» Exercise data:

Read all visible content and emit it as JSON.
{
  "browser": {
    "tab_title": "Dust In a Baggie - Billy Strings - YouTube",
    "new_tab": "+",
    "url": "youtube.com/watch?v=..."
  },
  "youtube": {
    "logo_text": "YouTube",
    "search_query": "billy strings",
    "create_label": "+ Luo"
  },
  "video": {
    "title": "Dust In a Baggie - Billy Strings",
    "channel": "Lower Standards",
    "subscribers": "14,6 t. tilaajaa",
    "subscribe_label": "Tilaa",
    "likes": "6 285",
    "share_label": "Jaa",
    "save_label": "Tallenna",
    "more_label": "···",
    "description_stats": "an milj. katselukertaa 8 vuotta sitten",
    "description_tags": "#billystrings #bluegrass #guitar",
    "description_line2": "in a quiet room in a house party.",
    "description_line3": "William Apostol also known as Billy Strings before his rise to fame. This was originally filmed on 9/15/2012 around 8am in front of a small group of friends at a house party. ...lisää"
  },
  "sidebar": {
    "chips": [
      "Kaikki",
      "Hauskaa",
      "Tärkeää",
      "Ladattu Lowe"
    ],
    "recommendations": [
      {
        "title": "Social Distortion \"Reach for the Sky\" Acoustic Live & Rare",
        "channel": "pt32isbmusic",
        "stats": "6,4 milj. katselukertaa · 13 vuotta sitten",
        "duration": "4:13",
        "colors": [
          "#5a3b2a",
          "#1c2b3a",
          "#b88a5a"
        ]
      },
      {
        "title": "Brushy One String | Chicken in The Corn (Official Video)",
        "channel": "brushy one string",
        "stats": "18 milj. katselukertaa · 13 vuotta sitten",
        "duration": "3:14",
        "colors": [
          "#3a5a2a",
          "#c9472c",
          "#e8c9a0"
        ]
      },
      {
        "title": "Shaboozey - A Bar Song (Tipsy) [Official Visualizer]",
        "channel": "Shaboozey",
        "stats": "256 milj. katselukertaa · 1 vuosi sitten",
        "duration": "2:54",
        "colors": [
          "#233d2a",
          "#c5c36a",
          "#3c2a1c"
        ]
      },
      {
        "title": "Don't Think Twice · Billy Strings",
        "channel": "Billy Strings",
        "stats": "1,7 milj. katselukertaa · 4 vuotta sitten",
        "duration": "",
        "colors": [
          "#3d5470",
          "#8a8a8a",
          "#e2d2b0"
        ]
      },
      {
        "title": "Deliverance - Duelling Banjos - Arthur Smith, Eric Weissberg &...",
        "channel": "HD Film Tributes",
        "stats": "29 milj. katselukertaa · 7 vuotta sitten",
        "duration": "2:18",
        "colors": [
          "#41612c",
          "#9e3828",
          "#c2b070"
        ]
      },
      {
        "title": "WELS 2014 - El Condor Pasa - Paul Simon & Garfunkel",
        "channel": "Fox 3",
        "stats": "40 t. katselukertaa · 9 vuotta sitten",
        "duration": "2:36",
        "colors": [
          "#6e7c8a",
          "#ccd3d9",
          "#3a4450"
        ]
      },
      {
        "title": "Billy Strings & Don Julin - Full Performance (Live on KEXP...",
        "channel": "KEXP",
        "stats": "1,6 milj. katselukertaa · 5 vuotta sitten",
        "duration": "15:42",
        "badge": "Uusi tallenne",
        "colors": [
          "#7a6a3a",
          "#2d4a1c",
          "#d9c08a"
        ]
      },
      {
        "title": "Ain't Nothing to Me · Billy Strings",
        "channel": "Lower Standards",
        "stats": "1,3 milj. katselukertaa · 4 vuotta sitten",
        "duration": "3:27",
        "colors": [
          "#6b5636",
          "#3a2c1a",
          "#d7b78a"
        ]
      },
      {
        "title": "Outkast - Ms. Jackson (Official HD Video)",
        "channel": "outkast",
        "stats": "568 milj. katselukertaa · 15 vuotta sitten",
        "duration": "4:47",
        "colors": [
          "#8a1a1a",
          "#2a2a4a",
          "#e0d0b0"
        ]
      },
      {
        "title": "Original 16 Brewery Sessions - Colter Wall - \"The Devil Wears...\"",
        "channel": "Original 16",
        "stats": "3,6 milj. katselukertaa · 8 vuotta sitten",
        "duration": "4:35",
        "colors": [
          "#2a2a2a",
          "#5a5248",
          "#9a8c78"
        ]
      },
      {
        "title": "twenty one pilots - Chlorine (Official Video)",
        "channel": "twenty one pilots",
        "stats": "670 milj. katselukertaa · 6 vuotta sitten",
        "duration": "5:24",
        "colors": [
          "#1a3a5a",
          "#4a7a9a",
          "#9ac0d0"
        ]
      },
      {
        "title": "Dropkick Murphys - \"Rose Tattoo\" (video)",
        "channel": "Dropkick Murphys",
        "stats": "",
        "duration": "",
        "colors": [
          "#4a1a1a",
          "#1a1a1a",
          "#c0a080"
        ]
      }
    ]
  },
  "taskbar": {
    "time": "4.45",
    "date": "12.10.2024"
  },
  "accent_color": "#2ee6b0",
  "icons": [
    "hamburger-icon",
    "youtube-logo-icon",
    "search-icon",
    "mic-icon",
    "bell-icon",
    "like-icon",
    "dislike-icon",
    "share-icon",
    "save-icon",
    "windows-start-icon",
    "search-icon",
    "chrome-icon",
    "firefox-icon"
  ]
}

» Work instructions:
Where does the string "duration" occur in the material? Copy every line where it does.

» Reply:
        "duration": "4:13",
        "duration": "3:14",
        "duration": "2:54",
        "duration": "",
        "duration": "2:18",
        "duration": "2:36",
        "duration": "15:42",
        "duration": "3:27",
        "duration": "4:47",
        "duration": "4:35",
        "duration": "5:24",
        "duration": "",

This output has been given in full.